In 2009, I met M S Swaminathan during a visit to India. A plant genetistist, who was at Cambridge at the same time as Watson and Crick, he is often known as the father of India’s green revolution. A towering figure in the history of farming in India, the green revolution there has generated considerable controversy since the short-strawed wheat and rice varieties that responded well to fertiliser and water were introduced in India in the late 1960s.
When I met him at the research Foundation in Chennai that bears his name we recorded a wide ranging conversation about his lifetime experience, his views on the rhetoric and reality surrounding food security and creating a hunger free world, the role of science, and five key needs in India – for soil, water and biodiversity care, credit and insurance, and technical services for farmers. I have just edited this interview to remove some of the dated material and checked with him to ensure he is happy to have the views he expressed then published now, which he is.
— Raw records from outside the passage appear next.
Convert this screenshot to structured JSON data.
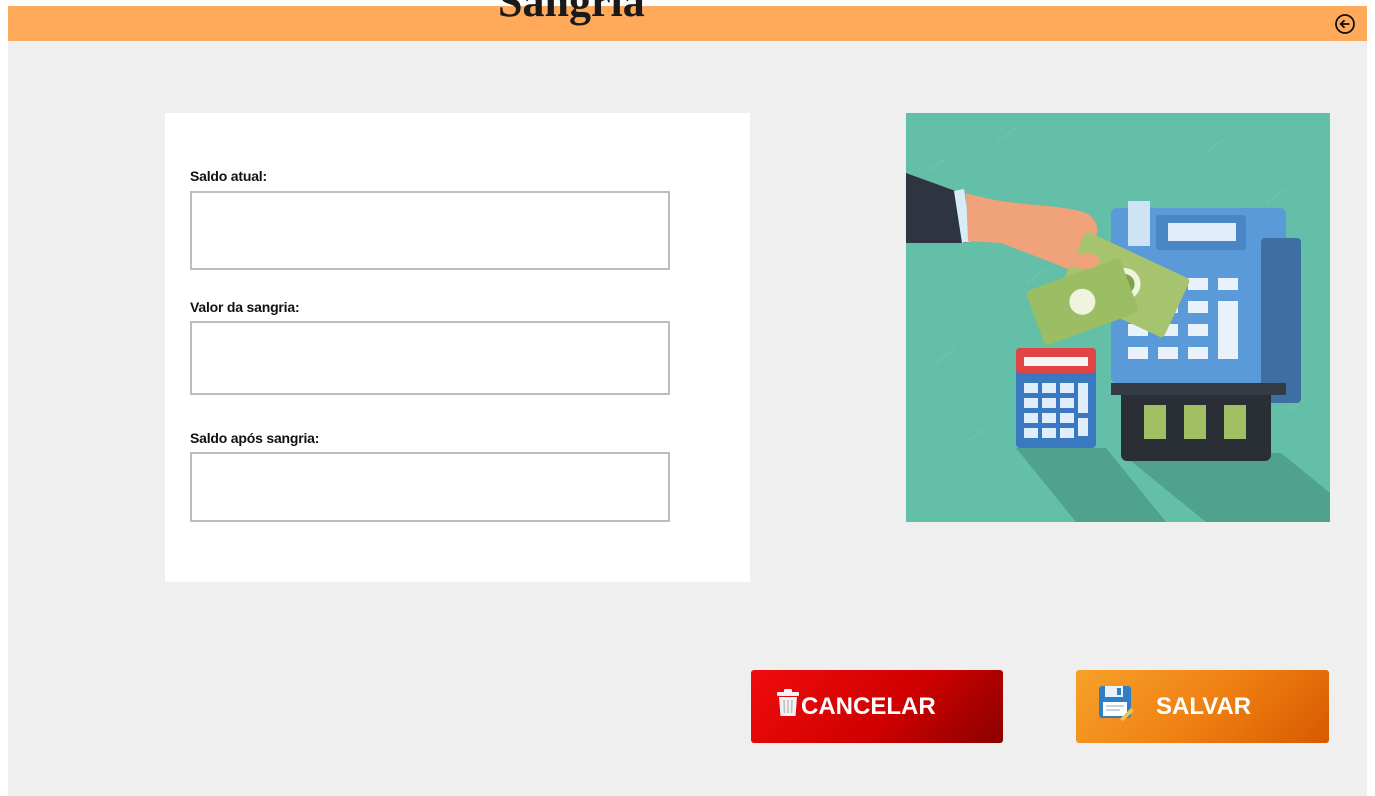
{
  "header": {
    "title": "Sangria",
    "back_icon": "arrow-left-circle-icon",
    "color": "#ffa95a"
  },
  "form": {
    "fields": [
      {
        "label": "Saldo atual:",
        "value": "",
        "placeholder": ""
      },
      {
        "label": "Valor da sangria:",
        "value": "",
        "placeholder": ""
      },
      {
        "label": "Saldo após sangria:",
        "value": "",
        "placeholder": ""
      }
    ]
  },
  "illustration": {
    "description_icon": "cash-register-payment-illustration",
    "background": "#63bfa7"
  },
  "actions": {
    "cancel_label": "CANCELAR",
    "cancel_icon": "trash-icon",
    "cancel_color": "#e00000",
    "save_label": "SALVAR",
    "save_icon": "floppy-disk-icon",
    "save_color": "#f28a1a"
  }
}
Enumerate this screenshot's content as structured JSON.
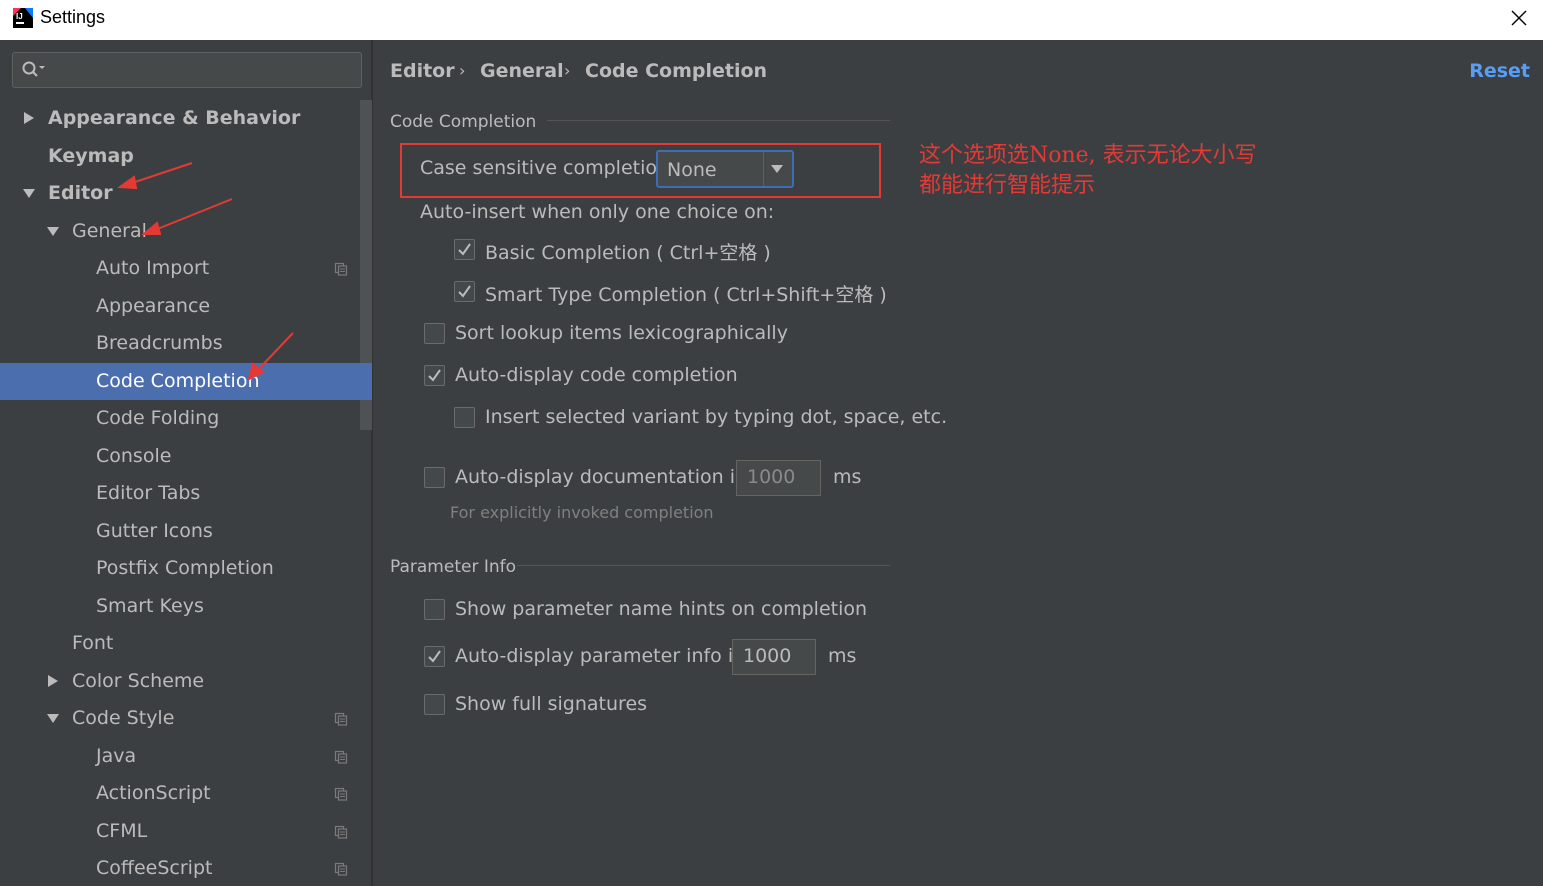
{
  "window": {
    "title": "Settings"
  },
  "search": {
    "placeholder": ""
  },
  "tree": [
    {
      "label": "Appearance & Behavior",
      "level": 0,
      "arrow": "collapsed",
      "bold": true
    },
    {
      "label": "Keymap",
      "level": 0,
      "arrow": "none",
      "bold": true
    },
    {
      "label": "Editor",
      "level": 0,
      "arrow": "expanded",
      "bold": true
    },
    {
      "label": "General",
      "level": 1,
      "arrow": "expanded"
    },
    {
      "label": "Auto Import",
      "level": 2,
      "arrow": "none",
      "project": true
    },
    {
      "label": "Appearance",
      "level": 2,
      "arrow": "none"
    },
    {
      "label": "Breadcrumbs",
      "level": 2,
      "arrow": "none"
    },
    {
      "label": "Code Completion",
      "level": 2,
      "arrow": "none",
      "selected": true
    },
    {
      "label": "Code Folding",
      "level": 2,
      "arrow": "none"
    },
    {
      "label": "Console",
      "level": 2,
      "arrow": "none"
    },
    {
      "label": "Editor Tabs",
      "level": 2,
      "arrow": "none"
    },
    {
      "label": "Gutter Icons",
      "level": 2,
      "arrow": "none"
    },
    {
      "label": "Postfix Completion",
      "level": 2,
      "arrow": "none"
    },
    {
      "label": "Smart Keys",
      "level": 2,
      "arrow": "none"
    },
    {
      "label": "Font",
      "level": 1,
      "arrow": "none"
    },
    {
      "label": "Color Scheme",
      "level": 1,
      "arrow": "collapsed"
    },
    {
      "label": "Code Style",
      "level": 1,
      "arrow": "expanded",
      "project": true
    },
    {
      "label": "Java",
      "level": 2,
      "arrow": "none",
      "project": true
    },
    {
      "label": "ActionScript",
      "level": 2,
      "arrow": "none",
      "project": true
    },
    {
      "label": "CFML",
      "level": 2,
      "arrow": "none",
      "project": true
    },
    {
      "label": "CoffeeScript",
      "level": 2,
      "arrow": "none",
      "project": true
    }
  ],
  "breadcrumb": {
    "editor": "Editor",
    "general": "General",
    "current": "Code Completion",
    "sep": "›"
  },
  "reset_label": "Reset",
  "code_completion": {
    "group_title": "Code Completion",
    "case_sensitive_label": "Case sensitive completion:",
    "case_sensitive_value": "None",
    "auto_insert_label": "Auto-insert when only one choice on:",
    "basic_completion": {
      "label": "Basic Completion ( Ctrl+空格 )",
      "checked": true
    },
    "smart_type_completion": {
      "label": "Smart Type Completion ( Ctrl+Shift+空格 )",
      "checked": true
    },
    "sort_lexicographically": {
      "label": "Sort lookup items lexicographically",
      "checked": false
    },
    "auto_display_completion": {
      "label": "Auto-display code completion",
      "checked": true
    },
    "insert_selected_variant": {
      "label": "Insert selected variant by typing dot, space, etc.",
      "checked": false
    },
    "auto_display_documentation": {
      "label": "Auto-display documentation in",
      "checked": false,
      "value": "1000",
      "unit": "ms"
    },
    "documentation_hint": "For explicitly invoked completion"
  },
  "parameter_info": {
    "group_title": "Parameter Info",
    "show_name_hints": {
      "label": "Show parameter name hints on completion",
      "checked": false
    },
    "auto_display_param_info": {
      "label": "Auto-display parameter info in",
      "checked": true,
      "value": "1000",
      "unit": "ms"
    },
    "show_full_signatures": {
      "label": "Show full signatures",
      "checked": false
    }
  },
  "annotation": {
    "line1": "这个选项选None, 表示无论大小写",
    "line2": "都能进行智能提示",
    "color": "#e53935"
  },
  "colors": {
    "selection": "#4b6eaf",
    "link": "#589df6",
    "background": "#3c3f41"
  }
}
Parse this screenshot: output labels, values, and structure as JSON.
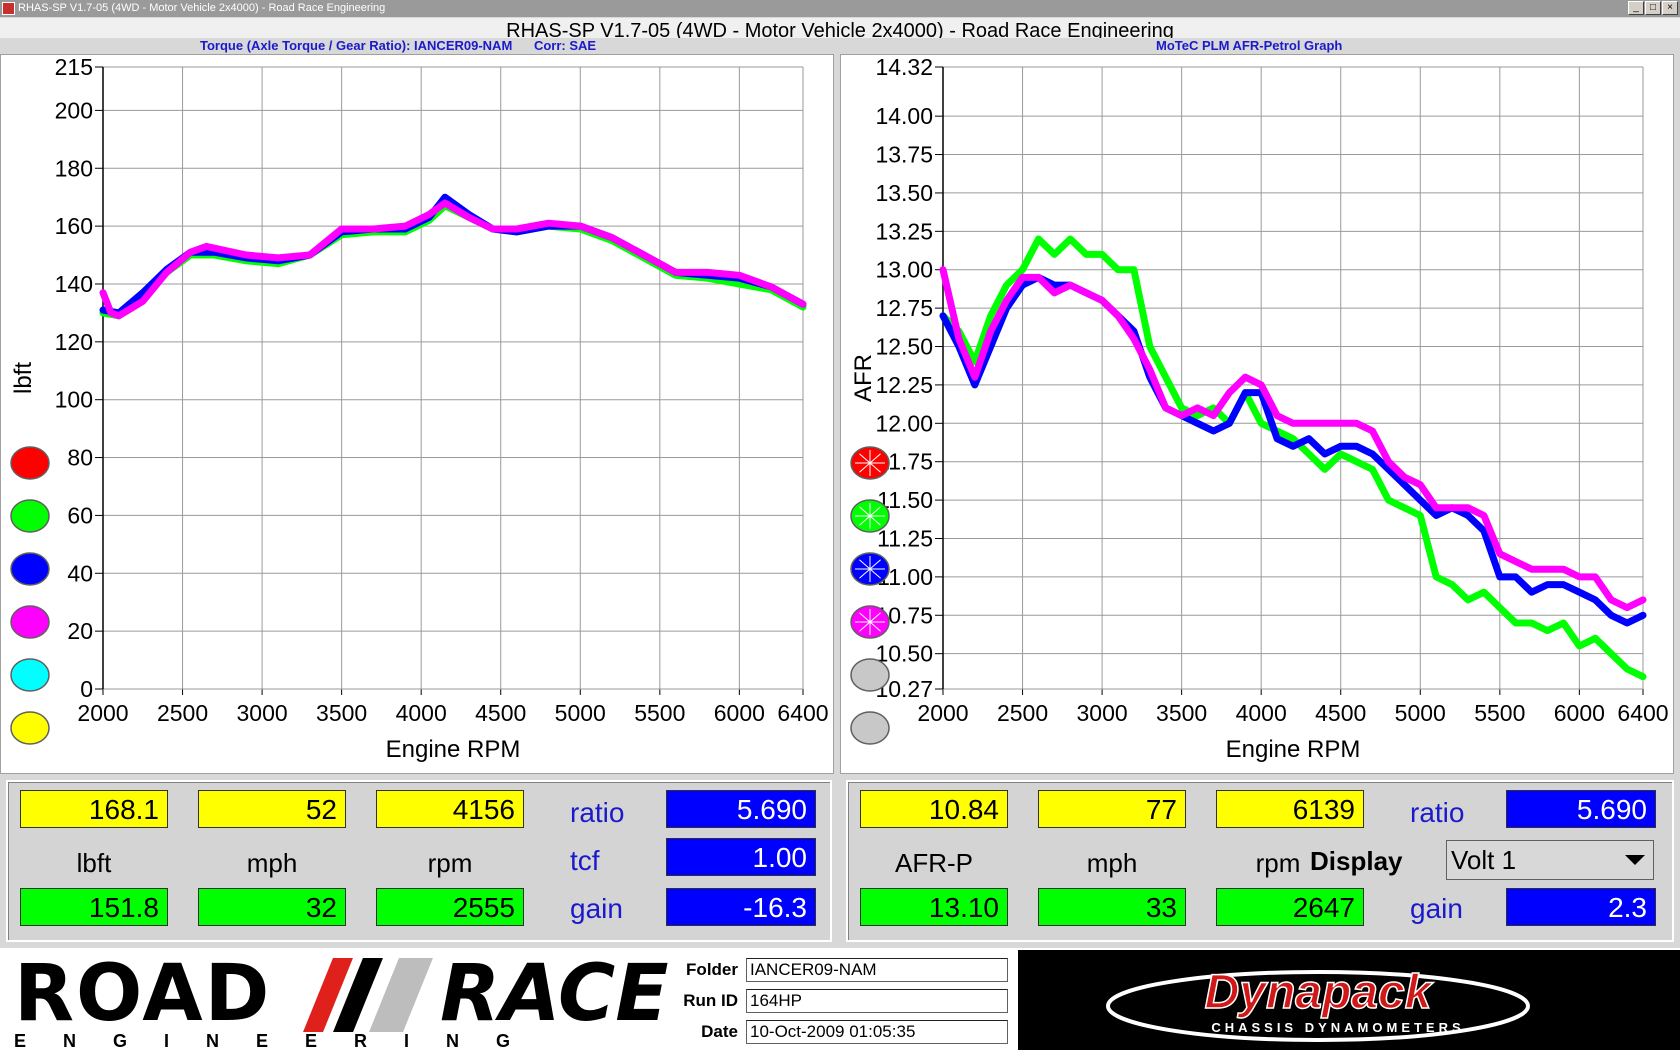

He also reflected on the commodity-focussed green revolution, a key part of which was farmers were given a remunerative price they knew they would get. He felt that what went wrong with the green revolution was that it became a greed revolution, despite warnings he gave to avoid excessive soil and water exploitation, monocultures and not replace the many existing varieties. He discussed the importance of organic farming as well as assured and remunerative markets for farmers, with farming being the backbone of livelihood security. He also talked of the increasing social unrest and its links to gross inequity.
In reflecting on how in his day there were no patents and research was done for the common good, he discussed how patents and the expansion of intellectual property rules inhibited the sharing of knowledge and led to an emphasis on one type of technology. While he does not see problems with the use of biotechnology in medicine it is much more controversial in food. Key questions concern its impact and who will control it. The green revolution, he notes, was a public good enterprise but the gene revolution is a private sector enterprise and the issues we face are not just scientific but social and ethical. Do listen for yourself:
0 – 3’ 00” Food security and hunger – rhetoric & reality
3’ 00” – 8’ 35” Role of science – soil, water, biodiversity, credit & insurance, technical services
8’ 35” – 13’ 30” From green to evergreen revolution – ecological farming systems approach, appropriate and affordable technology, assured remunerative markets
13’ 30” – 18’ 17” Importance of political will to change paradigm, eg in 1960s, plus professional skill and farmers’ action but farmers now want to leave
18’ 16” – 22’ 00” India’s economic & technological image and role of farming
22’ 00” – 28’ 05” Climate change, poor suffer most, equity and sustainable lifestyles and living
28’ 05” – 31’ 57” Patents, intellectual property, public good and sharing knowledge
31’ 57” – 37’ 09” Green revolution became greed revolution, mining soils & water, monocultures, abusing technology
37’ 09” – 42’ 30” Biotechnology, gene transfer between different species, difference between medicine and food, questions of impact and control, public good vs private interest, transparency and ethics
42’ 30” – 47’ 09” (end) Looking back, looking ahead: technology, population, employment and access to food